Rheumatic fever. A complication of strep throat infection, rheumatic fever may result in scar tissue forming on the aortic valve. Scar tissue alone can narrow the aortic valve and lead to aortic valve stenosis. Scar tissue can also create a rough surface on which calcium deposits can collect, contributing to aortic valve stenosis later in life.
Rheumatic fever may damage more than one heart valve, and in more than one way. A damaged heart valve may not open fully or close fully â or both. While rheumatic fever is rare in the United States, some older adults had rheumatic fever as children.
To diagnose aortic valve stenosis, your doctor may review your signs and symptoms, discuss your medical history, and conduct a physical examination. Your doctor may listen to your heart with a stethoscope to determine if you have a heart murmur that may indicate an aortic valve condition. A doctor trained in heart disease (cardiologist) may evaluate you.
Your doctor may order several tests to diagnose your condition and determine the cause and severity of your condition. Tests may include:
Echocardiogram. This test uses sound waves to produce video images of your heart in motion. During this test, specialists hold a wandlike device (transducer) on your chest. Doctors may use this test to evaluate your heart chambers, the aortic valve and the blood flow through your heart. A doctor generally uses this test to diagnose your condition if he or she suspects you have a heart valve condition.
This test can help doctors closely look at the condition of the aortic valve, and the cause and severity of your condition. It can also help doctors determine if you have additional heart valve conditions.
Doctors may conduct another type of echocardiogram called a transesophageal echocardiogram to get a closer look at the aortic valve. In this test, a small transducer attached to the end of a tube is inserted down the tube leading from your mouth to your stomach (esophagus).
Cardiac catheterization. This test isn't often used to diagnose aortic valve disease, but it may be used if other tests aren't able to diagnose the condition or to determine its severity.
In this procedure, your doctor threads a thin tube (catheter) through a blood vessel in your arm or groin and guides it to an artery in your heart.

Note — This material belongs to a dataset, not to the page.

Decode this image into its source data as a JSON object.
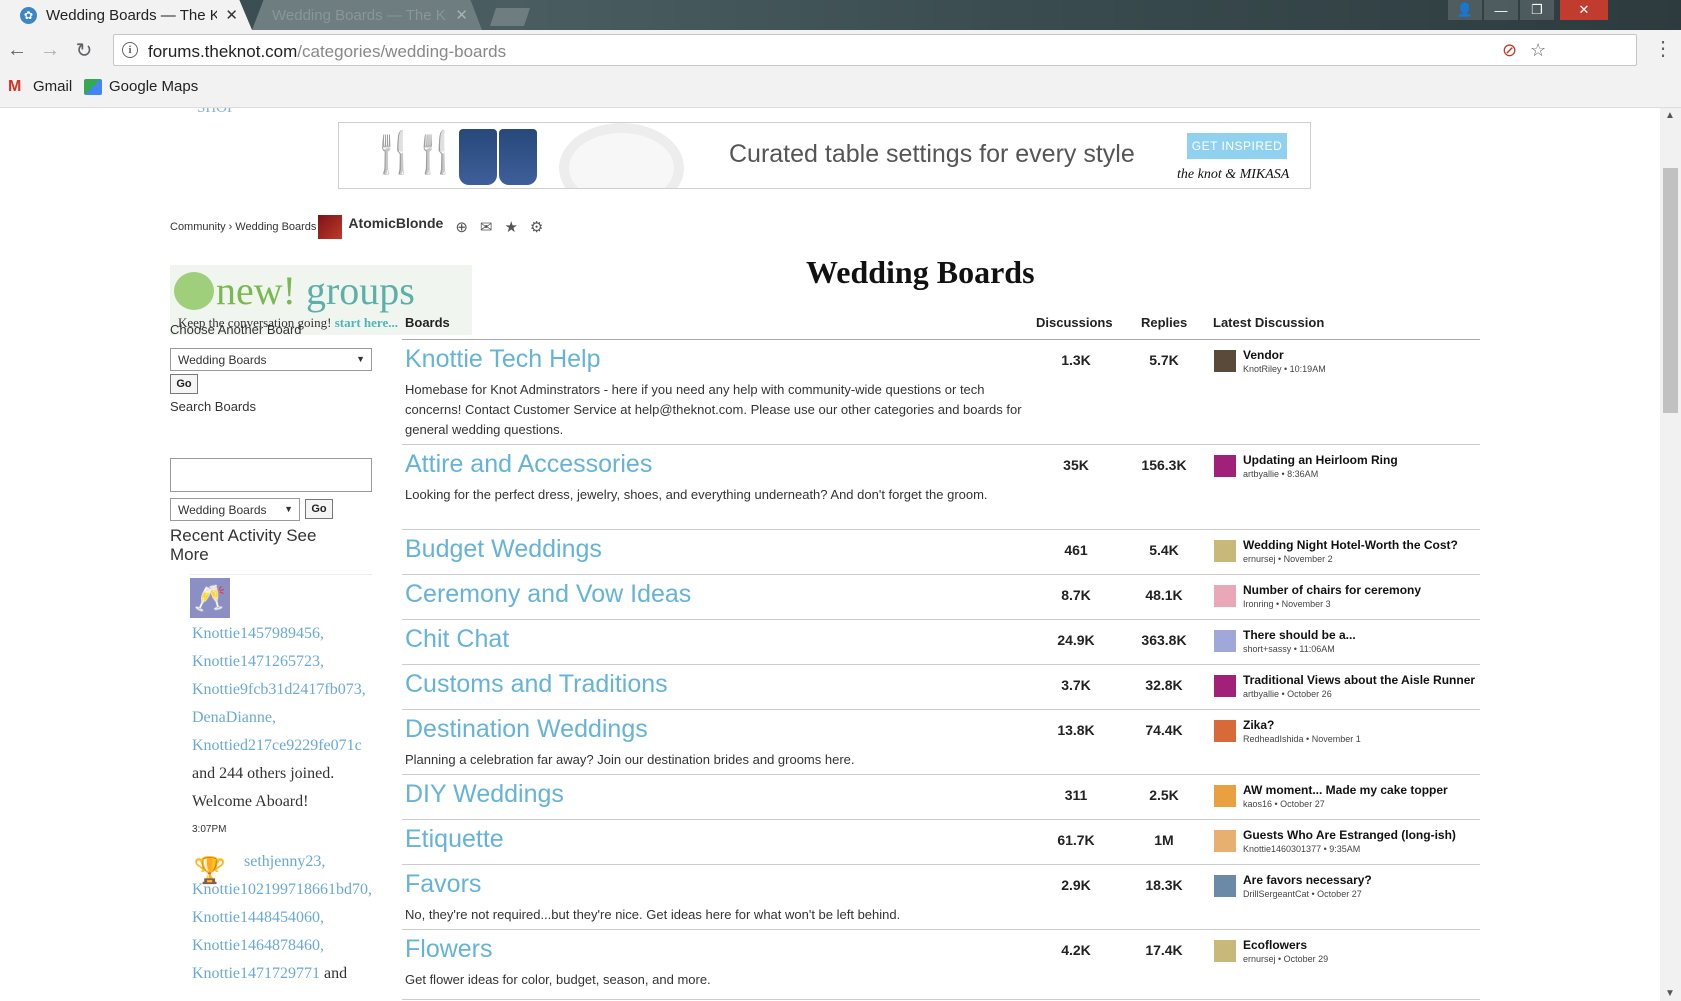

Doctors may inject a dye through the catheter, which helps your arteries become visible on an X-ray (coronary angiogram). This provides your doctor with a detailed picture of your heart arteries and how your heart functions. It can also measure the pressure inside your heart chambers.
Aortic valve stenosis can cause complications, including:
Some possible ways to prevent aortic valve stenosis include:
Once you know that you have aortic valve stenosis, your doctor may recommend that you limit strenuous activity to avoid overworking your heart.
You'll have regular follow-up appointments with your doctor to monitor your condition. You'll need to continue taking all your medications as prescribed.
Your doctor may suggest you incorporate several heart-healthy lifestyle changes into your life, including:
For women with aortic valve stenosis, it's important to talk with your doctor before you become pregnant. Your doctor can discuss with you which medications you can safely take, and whether you may need a procedure to treat your valve condition prior to pregnancy.
You'll likely require close monitoring by your doctor during pregnancy. Doctors may recommend that women with severe valve stenosis avoid pregnancy to avoid the risk of complications.
Risk factors of aortic valve stenosis include: